As more and more universities pivot to remote learning in response to the ongoing pandemic, online programs at the University of Missouri continue to be recognized as among the best in the nation, according to the U.S. News & World Report 2022 Best Online Programs.
That includes Mizzou’s online master’s in education program, which rose one spot to No. 14 in the country. And it’s the fifth consecutive year that Mizzou’s online master’s in education program ranked higher than any other institution in Missouri. Mizzou’s overall online bachelor’s programs remains in the top 50 at No. 26 in the country.
Mizzou’s online programs also ranked well in a category that U.S. News calls “Best for Veterans,” including its overall online bachelor programs, which continue to rank among the top 20 at No. 17 for veterans. Additionally, Mizzou’s online master’s in education program for veterans rose one spot to No. 4 in the country.
“We are pleased that as more and more institutions join the ranks of online learning in response to the worldwide pandemic, our innovative online programs continue to meet the needs of a growing demand for digital learning by offering programs recognized among the best in the nation,” said Matthew Gunkel, chief online learning and technology officer for UM System. “Our online programs provide students with a high-quality education through a curriculum developed by the same faculty who teach on campus.”
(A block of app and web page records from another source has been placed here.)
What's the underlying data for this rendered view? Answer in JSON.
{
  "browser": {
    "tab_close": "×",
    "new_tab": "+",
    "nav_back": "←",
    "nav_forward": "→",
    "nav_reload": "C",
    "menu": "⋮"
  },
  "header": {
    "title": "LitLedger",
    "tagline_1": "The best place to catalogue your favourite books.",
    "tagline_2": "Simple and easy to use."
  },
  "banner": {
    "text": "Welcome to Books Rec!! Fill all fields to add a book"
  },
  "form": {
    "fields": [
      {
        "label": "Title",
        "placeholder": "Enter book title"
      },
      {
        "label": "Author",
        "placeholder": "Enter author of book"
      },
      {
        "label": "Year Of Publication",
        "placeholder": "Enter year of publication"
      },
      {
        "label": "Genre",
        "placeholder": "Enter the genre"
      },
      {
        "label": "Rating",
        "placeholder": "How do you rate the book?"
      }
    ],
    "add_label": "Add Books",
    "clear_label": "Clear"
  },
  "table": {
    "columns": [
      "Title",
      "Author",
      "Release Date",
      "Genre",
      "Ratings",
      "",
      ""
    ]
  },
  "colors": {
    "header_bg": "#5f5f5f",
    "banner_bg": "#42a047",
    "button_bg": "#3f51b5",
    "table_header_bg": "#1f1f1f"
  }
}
The new rankings are included in the 2022 edition of Best Online Programs ranking released today by U.S. News & World Report and are based on data from 2021.
Increased access to quality online education is a strategic goal for the UM System, which now promotes more than 350 life-shaping online degree and certificate offerings from its four world-class universities through Missouri Online. Efforts are paying off with enrollment of distance students growing 27% systemwide over the past three academic years. This is growth in fully online programs and doesn’t include enrollment in courses that may have been moved online due to the pandemic.
U.S. News ranked universities and schools with online programs in five categories: engagement, service and technologies, faculty credentials and training and expert opinion.
According to the U.S. News & World Report, the vast majority of students enrolled in the ranked bachelor’s online programs have earned at least some college credit. Rather than first-time college students, they are more likely to be working professionals in their 20s to 40s looking to advance in or change their careers. Consequently, the factors U.S. News selected to make comparisons between programs did not include measures only applicable to teenage applicants, such as high school grades and standardized test scores. Instead, it chose factors that weigh how online programs are being delivered and their effectiveness at awarding affordable degrees in a reasonable amount of time.